The novelties in this project are at two levels: (1) Developing sustainable joint doctoral degree structure based on inter/multidisciplinary aspects of biological/biochemical, condensed, inorganic & soft matter to device engineering and innovation development. (2) Scientifically using, cheap and easy processes tandem organic solar cells, earth-abundant materials for water splitting, new generation of catalysts and natural/artificial hydrogenase enzymes for hydrogen production, new catalytic carbon dioxide reduction, new proton-exchange fluorinated membranes and finally, electrode micro porosity to mimic the chloroplasts of a plant. The eSCALED collaborative project brings together for the first time, 12 internationally recognized research groups. The project has an interdisciplinary scientific approach integrating the latest knowledge on catalysis, photovoltaic and polymer chemistry for self-structuration. The results of the project will lead to breakthroughs for further development of artificial photosynthetic leaf as a photoelectrochemical device.

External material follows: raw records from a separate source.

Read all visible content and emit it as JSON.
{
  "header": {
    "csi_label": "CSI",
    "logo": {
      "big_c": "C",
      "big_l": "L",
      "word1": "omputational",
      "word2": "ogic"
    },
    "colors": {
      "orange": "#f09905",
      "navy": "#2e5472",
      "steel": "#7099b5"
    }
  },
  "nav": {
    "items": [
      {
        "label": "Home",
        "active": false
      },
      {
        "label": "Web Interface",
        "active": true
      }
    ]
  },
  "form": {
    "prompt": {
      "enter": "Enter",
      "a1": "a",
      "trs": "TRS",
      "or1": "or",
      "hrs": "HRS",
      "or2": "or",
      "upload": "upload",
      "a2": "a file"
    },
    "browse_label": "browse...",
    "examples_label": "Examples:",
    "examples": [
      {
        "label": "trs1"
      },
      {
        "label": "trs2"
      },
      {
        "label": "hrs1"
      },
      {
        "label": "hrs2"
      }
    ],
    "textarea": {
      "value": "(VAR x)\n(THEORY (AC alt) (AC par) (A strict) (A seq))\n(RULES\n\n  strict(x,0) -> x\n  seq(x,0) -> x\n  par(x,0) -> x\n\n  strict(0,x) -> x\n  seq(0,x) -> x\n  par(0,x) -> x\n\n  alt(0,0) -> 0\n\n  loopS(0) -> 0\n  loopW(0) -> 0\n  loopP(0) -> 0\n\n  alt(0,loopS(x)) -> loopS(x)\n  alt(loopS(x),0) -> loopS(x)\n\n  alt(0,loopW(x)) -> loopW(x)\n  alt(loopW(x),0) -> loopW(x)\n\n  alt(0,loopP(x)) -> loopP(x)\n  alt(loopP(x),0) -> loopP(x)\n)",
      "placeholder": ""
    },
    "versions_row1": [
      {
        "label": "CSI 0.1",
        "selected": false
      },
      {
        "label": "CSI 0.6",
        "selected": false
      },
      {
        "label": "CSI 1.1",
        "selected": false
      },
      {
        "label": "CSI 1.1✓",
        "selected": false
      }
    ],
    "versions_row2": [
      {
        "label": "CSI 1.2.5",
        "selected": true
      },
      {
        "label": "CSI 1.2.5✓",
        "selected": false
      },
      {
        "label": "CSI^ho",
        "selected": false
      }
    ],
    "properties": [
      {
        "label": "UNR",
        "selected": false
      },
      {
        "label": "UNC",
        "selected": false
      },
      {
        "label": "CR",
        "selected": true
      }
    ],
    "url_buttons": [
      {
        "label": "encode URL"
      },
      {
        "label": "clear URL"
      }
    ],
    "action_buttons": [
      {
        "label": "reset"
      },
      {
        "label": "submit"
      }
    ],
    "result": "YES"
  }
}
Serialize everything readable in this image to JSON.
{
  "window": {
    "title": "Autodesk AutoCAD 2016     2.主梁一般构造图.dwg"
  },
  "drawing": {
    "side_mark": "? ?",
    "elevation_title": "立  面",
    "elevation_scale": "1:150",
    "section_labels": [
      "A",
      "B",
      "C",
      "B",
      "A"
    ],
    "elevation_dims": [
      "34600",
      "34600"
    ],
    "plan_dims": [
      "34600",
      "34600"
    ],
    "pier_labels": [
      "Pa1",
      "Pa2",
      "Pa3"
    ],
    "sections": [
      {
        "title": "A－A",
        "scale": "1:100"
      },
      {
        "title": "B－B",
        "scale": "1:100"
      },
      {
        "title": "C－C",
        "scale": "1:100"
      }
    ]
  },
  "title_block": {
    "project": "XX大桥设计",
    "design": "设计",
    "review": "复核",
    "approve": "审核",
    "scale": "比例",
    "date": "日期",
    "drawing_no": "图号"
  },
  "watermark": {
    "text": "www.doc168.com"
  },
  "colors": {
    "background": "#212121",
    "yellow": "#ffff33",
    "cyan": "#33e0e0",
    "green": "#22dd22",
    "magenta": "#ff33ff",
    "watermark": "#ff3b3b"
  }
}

Hossein Robatjazi, Adjunct Professor at Rice University, USA

Light-driven heterogeneous catalysis with supported optically active metal nanoparticles has created exciting opportunities for overcoming the energy demands and carbon emissions in traditional petroleum-based thermal catalysis. Light-matter interactions can enable chemical reactions to proceed at substantially milder operating conditions under illumination, promoting reaction rates beyond that of purely thermal catalysis and unlocking reactivity channels with enhanced reactivity, selectivity, or stability that cannot be accessed only by thermal means. This talk will discuss various aspects of heterogeneous photocatalysis, from fundamental mechanisms that give rise to photon-induced (modified) chemical reactivity on nanoparticle surfaces to the design of tailored visible-light-driven photocatalysts for high-value chemical reactions. The potential of this technology for sustainable chemical and fuel manufacturing in industrially relevant scale based on Syzygy Plasmonics’ high throughput photoreactor platforms will be demonstrated.

Aditya Mohite, Professor, Rice University, USA

Stéphane Cros, Research Engineer, INES-CEA, France

High energy efficiency perovskite based solar cells

Over the past decade, the power conversion efficiency of lead halide perovskite based solar cells has increased at an unprecedented rate such that it is now over 25 % for single junction and 29 % for tandem with silicon. In this talk, after a general introduction of the perovskite photovoltaic (PV) principles, I will introduce different PV applications including Perovksite materials. These developments are done in CEA laboratories located in the national institute for solar energy (INES), in the French alps. The technologies we develop are suitable for different uses, demonstrating the versatility of Perovskite materials. I will introduce Silicon/Perovskite tandem solar cells for grid-on applications, single junction flexible cells for building integrated PV (developed in the framework of the European project Apolo), space applications, energy harvesting of IoT objects and energy supply of solar fuel systems.

Louis Dubar, Unéole, France

Urban & renewable energy producers

Unéole proposes a new mixed production floor including urban wind turbines covered with a photovoltaic rooftop. Unéole realises energy studies before each renewable energy production project in order to verify its interest and control its profitability. These studies allow us to identify the most interesting installation areas.